Drop all images and give the records again exactly.

[Items from an interface collection]
□ □ □ □ □

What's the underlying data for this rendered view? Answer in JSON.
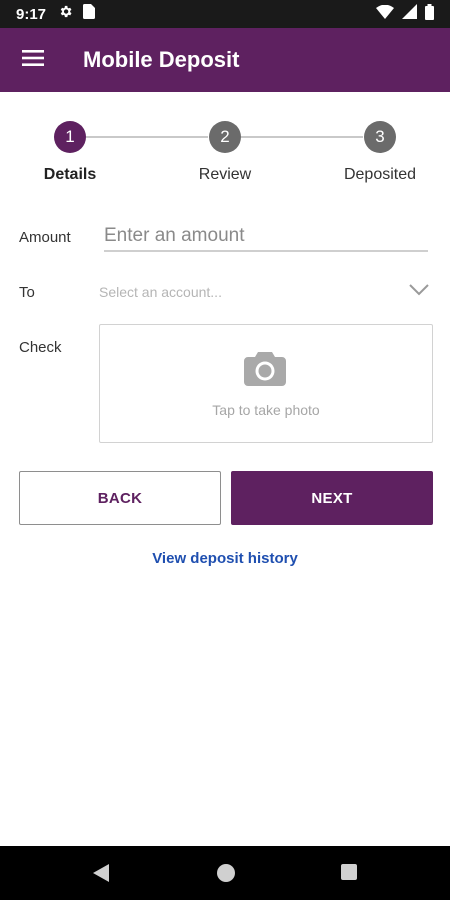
{
  "status_bar": {
    "time": "9:17",
    "left_icons": [
      "gear-icon",
      "sim-card-icon"
    ],
    "right_icons": [
      "wifi-icon",
      "signal-icon",
      "battery-icon"
    ]
  },
  "app_bar": {
    "title": "Mobile Deposit",
    "menu_icon": "hamburger-menu-icon"
  },
  "stepper": {
    "steps": [
      {
        "number": "1",
        "label": "Details",
        "active": true
      },
      {
        "number": "2",
        "label": "Review",
        "active": false
      },
      {
        "number": "3",
        "label": "Deposited",
        "active": false
      }
    ]
  },
  "form": {
    "amount_label": "Amount",
    "amount_placeholder": "Enter an amount",
    "amount_value": "",
    "to_label": "To",
    "to_placeholder": "Select an account...",
    "check_label": "Check",
    "photo_prompt": "Tap to take photo",
    "photo_icon": "camera-icon"
  },
  "actions": {
    "back_label": "BACK",
    "next_label": "NEXT",
    "history_link": "View deposit history"
  },
  "nav_bar": {
    "buttons": [
      "back-triangle-icon",
      "home-circle-icon",
      "recents-square-icon"
    ]
  },
  "colors": {
    "brand": "#5e2160",
    "link": "#1f4fb0",
    "step_inactive": "#6b6b6b"
  }
}
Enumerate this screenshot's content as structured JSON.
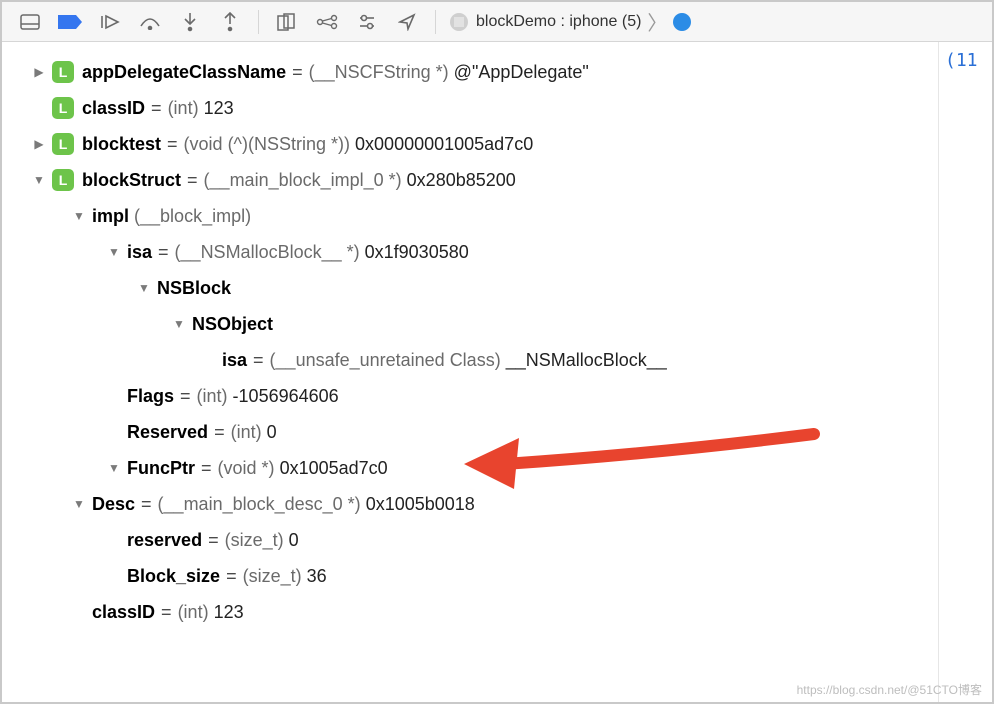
{
  "toolbar": {
    "breadcrumb": {
      "project": "blockDemo : iphone (5)"
    }
  },
  "right_margin_text": "(11",
  "vars": {
    "appDelegate": {
      "name": "appDelegateClassName",
      "type": "(__NSCFString *)",
      "value": "@\"AppDelegate\""
    },
    "classID": {
      "name": "classID",
      "type": "(int)",
      "value": "123"
    },
    "blocktest": {
      "name": "blocktest",
      "type": "(void (^)(NSString *))",
      "value": "0x00000001005ad7c0"
    },
    "blockStruct": {
      "name": "blockStruct",
      "type": "(__main_block_impl_0 *)",
      "value": "0x280b85200"
    },
    "impl": {
      "name": "impl",
      "type": "(__block_impl)"
    },
    "impl_isa": {
      "name": "isa",
      "type": "(__NSMallocBlock__ *)",
      "value": "0x1f9030580"
    },
    "nsblock": {
      "name": "NSBlock"
    },
    "nsobject": {
      "name": "NSObject"
    },
    "nsobject_isa": {
      "name": "isa",
      "type": "(__unsafe_unretained Class)",
      "value": "__NSMallocBlock__"
    },
    "flags": {
      "name": "Flags",
      "type": "(int)",
      "value": "-1056964606"
    },
    "reserved": {
      "name": "Reserved",
      "type": "(int)",
      "value": "0"
    },
    "funcptr": {
      "name": "FuncPtr",
      "type": "(void *)",
      "value": "0x1005ad7c0"
    },
    "desc": {
      "name": "Desc",
      "type": "(__main_block_desc_0 *)",
      "value": "0x1005b0018"
    },
    "desc_reserved": {
      "name": "reserved",
      "type": "(size_t)",
      "value": "0"
    },
    "block_size": {
      "name": "Block_size",
      "type": "(size_t)",
      "value": "36"
    },
    "struct_classID": {
      "name": "classID",
      "type": "(int)",
      "value": "123"
    }
  },
  "badge_letter": "L",
  "watermark": "https://blog.csdn.net/@51CTO博客"
}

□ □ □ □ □

-- Solution for this exercise --
What's the underlying data for this rendered view? Answer in JSON.
{
  "status_bar": {
    "time": "9:17",
    "left_icons": [
      "gear-icon",
      "sim-card-icon"
    ],
    "right_icons": [
      "wifi-icon",
      "signal-icon",
      "battery-icon"
    ]
  },
  "app_bar": {
    "title": "Mobile Deposit",
    "menu_icon": "hamburger-menu-icon"
  },
  "stepper": {
    "steps": [
      {
        "number": "1",
        "label": "Details",
        "active": true
      },
      {
        "number": "2",
        "label": "Review",
        "active": false
      },
      {
        "number": "3",
        "label": "Deposited",
        "active": false
      }
    ]
  },
  "form": {
    "amount_label": "Amount",
    "amount_placeholder": "Enter an amount",
    "amount_value": "",
    "to_label": "To",
    "to_placeholder": "Select an account...",
    "check_label": "Check",
    "photo_prompt": "Tap to take photo",
    "photo_icon": "camera-icon"
  },
  "actions": {
    "back_label": "BACK",
    "next_label": "NEXT",
    "history_link": "View deposit history"
  },
  "nav_bar": {
    "buttons": [
      "back-triangle-icon",
      "home-circle-icon",
      "recents-square-icon"
    ]
  },
  "colors": {
    "brand": "#5e2160",
    "link": "#1f4fb0",
    "step_inactive": "#6b6b6b"
  }
}
Enumerate this screenshot's content as structured JSON.
{
  "toolbar": {
    "breadcrumb": {
      "project": "blockDemo : iphone (5)"
    }
  },
  "right_margin_text": "(11",
  "vars": {
    "appDelegate": {
      "name": "appDelegateClassName",
      "type": "(__NSCFString *)",
      "value": "@\"AppDelegate\""
    },
    "classID": {
      "name": "classID",
      "type": "(int)",
      "value": "123"
    },
    "blocktest": {
      "name": "blocktest",
      "type": "(void (^)(NSString *))",
      "value": "0x00000001005ad7c0"
    },
    "blockStruct": {
      "name": "blockStruct",
      "type": "(__main_block_impl_0 *)",
      "value": "0x280b85200"
    },
    "impl": {
      "name": "impl",
      "type": "(__block_impl)"
    },
    "impl_isa": {
      "name": "isa",
      "type": "(__NSMallocBlock__ *)",
      "value": "0x1f9030580"
    },
    "nsblock": {
      "name": "NSBlock"
    },
    "nsobject": {
      "name": "NSObject"
    },
    "nsobject_isa": {
      "name": "isa",
      "type": "(__unsafe_unretained Class)",
      "value": "__NSMallocBlock__"
    },
    "flags": {
      "name": "Flags",
      "type": "(int)",
      "value": "-1056964606"
    },
    "reserved": {
      "name": "Reserved",
      "type": "(int)",
      "value": "0"
    },
    "funcptr": {
      "name": "FuncPtr",
      "type": "(void *)",
      "value": "0x1005ad7c0"
    },
    "desc": {
      "name": "Desc",
      "type": "(__main_block_desc_0 *)",
      "value": "0x1005b0018"
    },
    "desc_reserved": {
      "name": "reserved",
      "type": "(size_t)",
      "value": "0"
    },
    "block_size": {
      "name": "Block_size",
      "type": "(size_t)",
      "value": "36"
    },
    "struct_classID": {
      "name": "classID",
      "type": "(int)",
      "value": "123"
    }
  },
  "badge_letter": "L",
  "watermark": "https://blog.csdn.net/@51CTO博客"
}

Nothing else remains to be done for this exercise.